New methodologies promise accurate objective measurement of night vision after LASIK

September 17, 2004

Because complaints about night vision are common after LASIK, there is a need to develop methods to accurately and reproducibly measure patient complaints, said Pedro Faria, MD, at the European Society of Cataract and Refractive Surgeons meeting.

Paris—Because complaints about night vision are common after LASIK, there is a need to develop methods to accurately and reproducibly measure patient complaints, said Pedro Faria, MD, at the European Society of Cataract and Refractive Surgeons meeting.

Dr. Faria, of the University Hospital Coimbra, Coimbra, Portugal, described a study in which he and his colleagues evaluated contrast sensitivity using mesopic high-resolution perimetry and the optics using the optical quality analysis system, a double-pass technique, in 20 patients who had undergone LASIK. These patients underwent contrast sensitivity testing preoperatively and 3 and 12 months postoperatively.

The preliminary results showed an improvement in the thresholds in the contrast sensitivity test. Compared with a population of patients with normal vision, the preoperative results were quite different in the 21 patients. The investigators also found a "striking improvement in the central zone compared with the peripheral zone that reached significance," according to Dr. Faria.

The results of optical testing showed an improvement in the point-spread function. All patients had uncorrected visual acuities of 20/20 and there were no complaints of visual disturbances. Modulation test function also improved after LASIK.

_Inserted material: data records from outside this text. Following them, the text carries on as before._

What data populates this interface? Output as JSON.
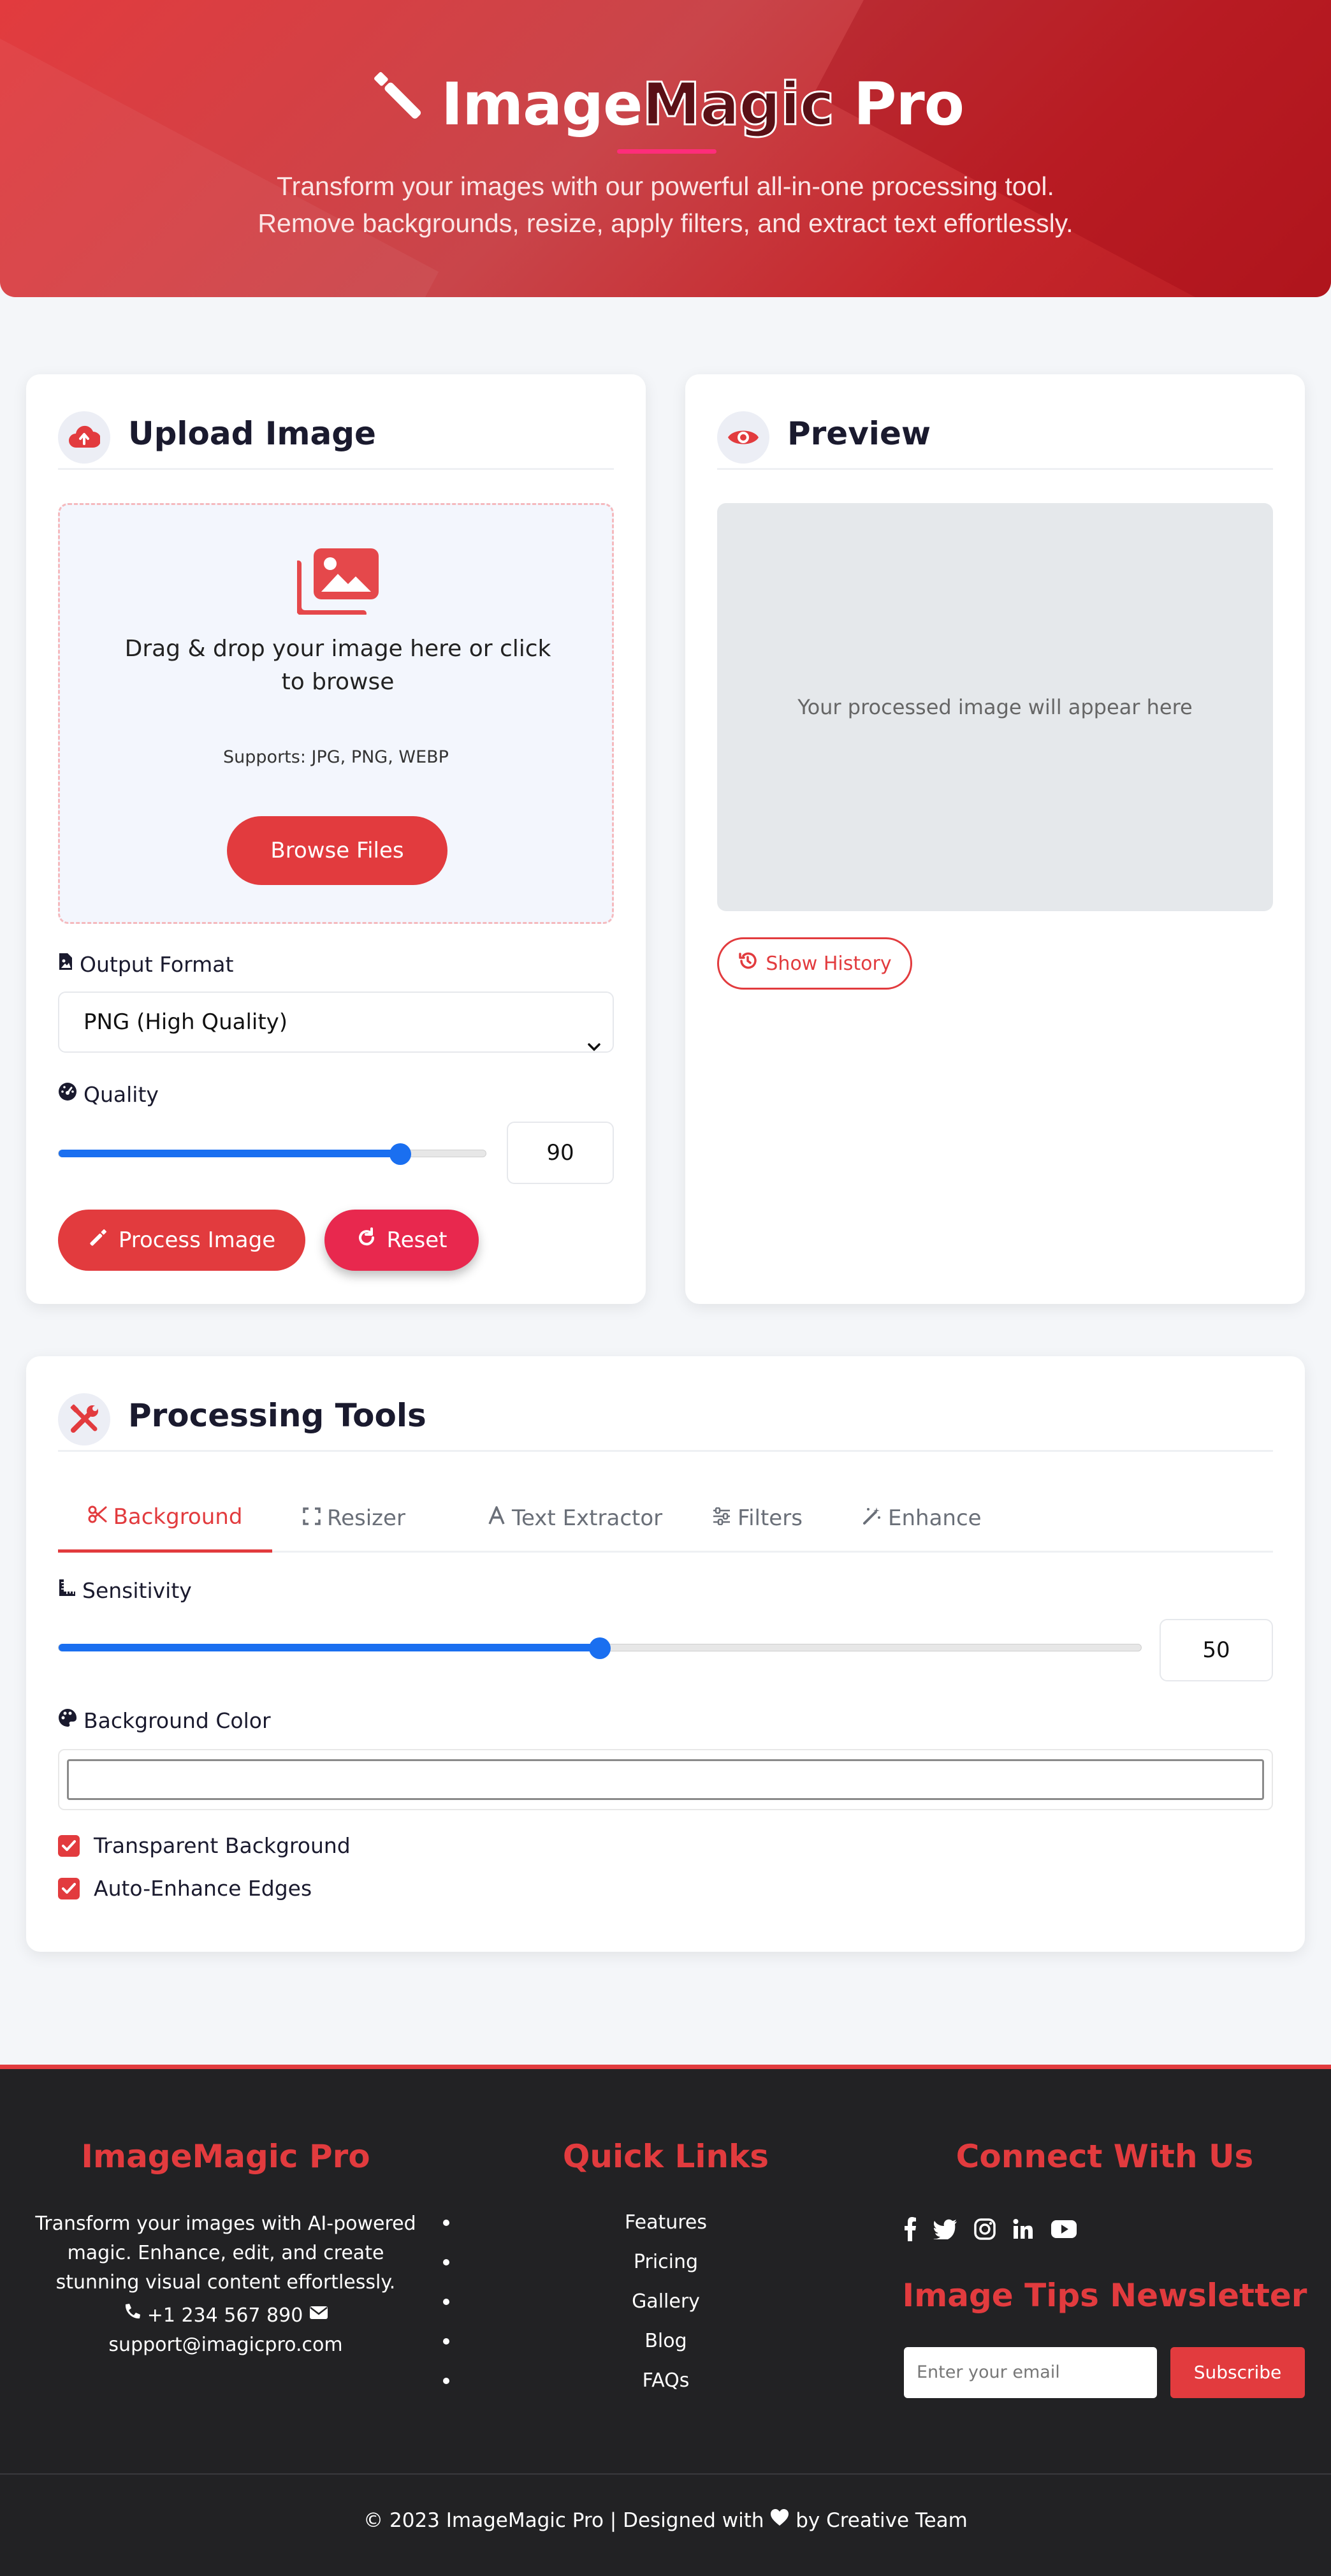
{
  "header": {
    "brand_part1": "Image",
    "brand_part2": "Magic",
    "brand_part3": " Pro",
    "subtitle_line1": "Transform your images with our powerful all-in-one processing tool.",
    "subtitle_line2": "Remove backgrounds, resize, apply filters, and extract text effortlessly."
  },
  "upload": {
    "title": "Upload Image",
    "drop_text": "Drag & drop your image here or click to browse",
    "supports": "Supports: JPG, PNG, WEBP",
    "browse_label": "Browse Files",
    "output_format_label": "Output Format",
    "output_format_value": "PNG (High Quality)",
    "quality_label": "Quality",
    "quality_value": "90",
    "quality_fraction": 0.9,
    "process_label": "Process Image",
    "reset_label": "Reset"
  },
  "preview": {
    "title": "Preview",
    "placeholder": "Your processed image will appear here",
    "history_label": "Show History"
  },
  "tools": {
    "title": "Processing Tools",
    "tabs": [
      {
        "label": "Background",
        "icon": "scissors-icon",
        "active": true
      },
      {
        "label": "Resizer",
        "icon": "expand-icon",
        "active": false
      },
      {
        "label": "Text Extractor",
        "icon": "font-icon",
        "active": false
      },
      {
        "label": "Filters",
        "icon": "sliders-icon",
        "active": false
      },
      {
        "label": "Enhance",
        "icon": "magic-wand-icon",
        "active": false
      }
    ],
    "sensitivity_label": "Sensitivity",
    "sensitivity_value": "50",
    "sensitivity_fraction": 0.5,
    "bg_color_label": "Background Color",
    "checkbox_transparent": "Transparent Background",
    "checkbox_edges": "Auto-Enhance Edges"
  },
  "footer": {
    "about_title": "ImageMagic Pro",
    "about_text": "Transform your images with AI-powered magic. Enhance, edit, and create stunning visual content effortlessly.",
    "phone": "+1 234 567 890",
    "email": "support@imagicpro.com",
    "links_title": "Quick Links",
    "links": [
      "Features",
      "Pricing",
      "Gallery",
      "Blog",
      "FAQs"
    ],
    "connect_title": "Connect With Us",
    "newsletter_title": "Image Tips Newsletter",
    "email_placeholder": "Enter your email",
    "subscribe_label": "Subscribe",
    "copyright_pre": "© 2023 ImageMagic Pro | Designed with",
    "copyright_post": "by Creative Team"
  },
  "colors": {
    "accent": "#e23b3e",
    "slider": "#1a6ff0",
    "footer_bg": "#222224"
  }
}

"We believe that these seem to be good methods to evaluate the quality of vision," Dr. Faria stated. He and his colleagues expect to present more definitive results within the year.